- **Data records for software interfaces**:

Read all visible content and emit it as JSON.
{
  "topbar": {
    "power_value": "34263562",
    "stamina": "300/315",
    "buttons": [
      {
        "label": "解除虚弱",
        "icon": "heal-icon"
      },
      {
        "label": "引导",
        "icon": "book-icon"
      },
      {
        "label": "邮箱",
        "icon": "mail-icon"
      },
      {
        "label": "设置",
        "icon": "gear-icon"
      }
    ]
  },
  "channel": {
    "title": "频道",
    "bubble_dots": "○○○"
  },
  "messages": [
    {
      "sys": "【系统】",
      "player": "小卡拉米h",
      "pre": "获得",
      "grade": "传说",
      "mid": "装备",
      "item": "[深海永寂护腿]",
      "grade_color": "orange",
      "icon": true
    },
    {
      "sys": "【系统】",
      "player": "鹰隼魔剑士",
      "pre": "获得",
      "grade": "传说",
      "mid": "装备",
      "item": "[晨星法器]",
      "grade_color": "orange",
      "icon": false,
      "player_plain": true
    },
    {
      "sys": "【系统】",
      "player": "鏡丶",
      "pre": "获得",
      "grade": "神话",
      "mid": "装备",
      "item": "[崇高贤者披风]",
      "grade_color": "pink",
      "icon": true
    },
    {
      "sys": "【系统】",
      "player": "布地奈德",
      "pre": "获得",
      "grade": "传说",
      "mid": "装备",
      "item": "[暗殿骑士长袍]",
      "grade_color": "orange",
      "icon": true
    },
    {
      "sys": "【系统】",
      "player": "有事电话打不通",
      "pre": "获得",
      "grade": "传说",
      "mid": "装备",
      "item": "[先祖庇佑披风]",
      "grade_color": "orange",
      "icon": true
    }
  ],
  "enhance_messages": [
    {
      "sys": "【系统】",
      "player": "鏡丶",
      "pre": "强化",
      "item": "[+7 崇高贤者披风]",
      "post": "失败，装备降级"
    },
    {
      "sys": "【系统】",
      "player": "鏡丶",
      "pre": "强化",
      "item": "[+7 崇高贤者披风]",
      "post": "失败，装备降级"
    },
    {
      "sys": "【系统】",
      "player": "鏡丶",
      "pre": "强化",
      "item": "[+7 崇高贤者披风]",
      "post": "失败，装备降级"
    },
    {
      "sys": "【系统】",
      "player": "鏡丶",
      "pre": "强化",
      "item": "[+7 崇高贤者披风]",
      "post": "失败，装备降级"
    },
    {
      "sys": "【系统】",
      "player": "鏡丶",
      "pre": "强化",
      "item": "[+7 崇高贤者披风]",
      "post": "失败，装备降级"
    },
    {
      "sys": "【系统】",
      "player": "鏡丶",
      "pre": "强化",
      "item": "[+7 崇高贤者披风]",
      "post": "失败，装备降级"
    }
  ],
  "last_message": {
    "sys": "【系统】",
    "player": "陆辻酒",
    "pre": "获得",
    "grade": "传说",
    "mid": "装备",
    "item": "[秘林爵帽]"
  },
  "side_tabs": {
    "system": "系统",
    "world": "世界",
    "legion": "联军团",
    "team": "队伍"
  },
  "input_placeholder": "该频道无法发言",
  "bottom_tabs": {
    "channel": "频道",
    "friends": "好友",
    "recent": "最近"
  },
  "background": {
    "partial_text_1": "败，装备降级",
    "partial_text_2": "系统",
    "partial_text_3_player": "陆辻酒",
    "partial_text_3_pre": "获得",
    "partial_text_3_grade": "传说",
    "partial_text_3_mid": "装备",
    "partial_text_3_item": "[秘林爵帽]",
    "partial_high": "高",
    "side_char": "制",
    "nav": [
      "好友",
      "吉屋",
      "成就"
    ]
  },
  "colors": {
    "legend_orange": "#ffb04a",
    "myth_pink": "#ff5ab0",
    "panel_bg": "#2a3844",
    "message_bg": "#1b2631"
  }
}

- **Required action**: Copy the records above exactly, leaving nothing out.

- **Exercise solution**:
Read all visible content and emit it as JSON.
{
  "topbar": {
    "power_value": "34263562",
    "stamina": "300/315",
    "buttons": [
      {
        "label": "解除虚弱",
        "icon": "heal-icon"
      },
      {
        "label": "引导",
        "icon": "book-icon"
      },
      {
        "label": "邮箱",
        "icon": "mail-icon"
      },
      {
        "label": "设置",
        "icon": "gear-icon"
      }
    ]
  },
  "channel": {
    "title": "频道",
    "bubble_dots": "○○○"
  },
  "messages": [
    {
      "sys": "【系统】",
      "player": "小卡拉米h",
      "pre": "获得",
      "grade": "传说",
      "mid": "装备",
      "item": "[深海永寂护腿]",
      "grade_color": "orange",
      "icon": true
    },
    {
      "sys": "【系统】",
      "player": "鹰隼魔剑士",
      "pre": "获得",
      "grade": "传说",
      "mid": "装备",
      "item": "[晨星法器]",
      "grade_color": "orange",
      "icon": false,
      "player_plain": true
    },
    {
      "sys": "【系统】",
      "player": "鏡丶",
      "pre": "获得",
      "grade": "神话",
      "mid": "装备",
      "item": "[崇高贤者披风]",
      "grade_color": "pink",
      "icon": true
    },
    {
      "sys": "【系统】",
      "player": "布地奈德",
      "pre": "获得",
      "grade": "传说",
      "mid": "装备",
      "item": "[暗殿骑士长袍]",
      "grade_color": "orange",
      "icon": true
    },
    {
      "sys": "【系统】",
      "player": "有事电话打不通",
      "pre": "获得",
      "grade": "传说",
      "mid": "装备",
      "item": "[先祖庇佑披风]",
      "grade_color": "orange",
      "icon": true
    }
  ],
  "enhance_messages": [
    {
      "sys": "【系统】",
      "player": "鏡丶",
      "pre": "强化",
      "item": "[+7 崇高贤者披风]",
      "post": "失败，装备降级"
    },
    {
      "sys": "【系统】",
      "player": "鏡丶",
      "pre": "强化",
      "item": "[+7 崇高贤者披风]",
      "post": "失败，装备降级"
    },
    {
      "sys": "【系统】",
      "player": "鏡丶",
      "pre": "强化",
      "item": "[+7 崇高贤者披风]",
      "post": "失败，装备降级"
    },
    {
      "sys": "【系统】",
      "player": "鏡丶",
      "pre": "强化",
      "item": "[+7 崇高贤者披风]",
      "post": "失败，装备降级"
    },
    {
      "sys": "【系统】",
      "player": "鏡丶",
      "pre": "强化",
      "item": "[+7 崇高贤者披风]",
      "post": "失败，装备降级"
    },
    {
      "sys": "【系统】",
      "player": "鏡丶",
      "pre": "强化",
      "item": "[+7 崇高贤者披风]",
      "post": "失败，装备降级"
    }
  ],
  "last_message": {
    "sys": "【系统】",
    "player": "陆辻酒",
    "pre": "获得",
    "grade": "传说",
    "mid": "装备",
    "item": "[秘林爵帽]"
  },
  "side_tabs": {
    "system": "系统",
    "world": "世界",
    "legion": "联军团",
    "team": "队伍"
  },
  "input_placeholder": "该频道无法发言",
  "bottom_tabs": {
    "channel": "频道",
    "friends": "好友",
    "recent": "最近"
  },
  "background": {
    "partial_text_1": "败，装备降级",
    "partial_text_2": "系统",
    "partial_text_3_player": "陆辻酒",
    "partial_text_3_pre": "获得",
    "partial_text_3_grade": "传说",
    "partial_text_3_mid": "装备",
    "partial_text_3_item": "[秘林爵帽]",
    "partial_high": "高",
    "side_char": "制",
    "nav": [
      "好友",
      "吉屋",
      "成就"
    ]
  },
  "colors": {
    "legend_orange": "#ffb04a",
    "myth_pink": "#ff5ab0",
    "panel_bg": "#2a3844",
    "message_bg": "#1b2631"
  }
}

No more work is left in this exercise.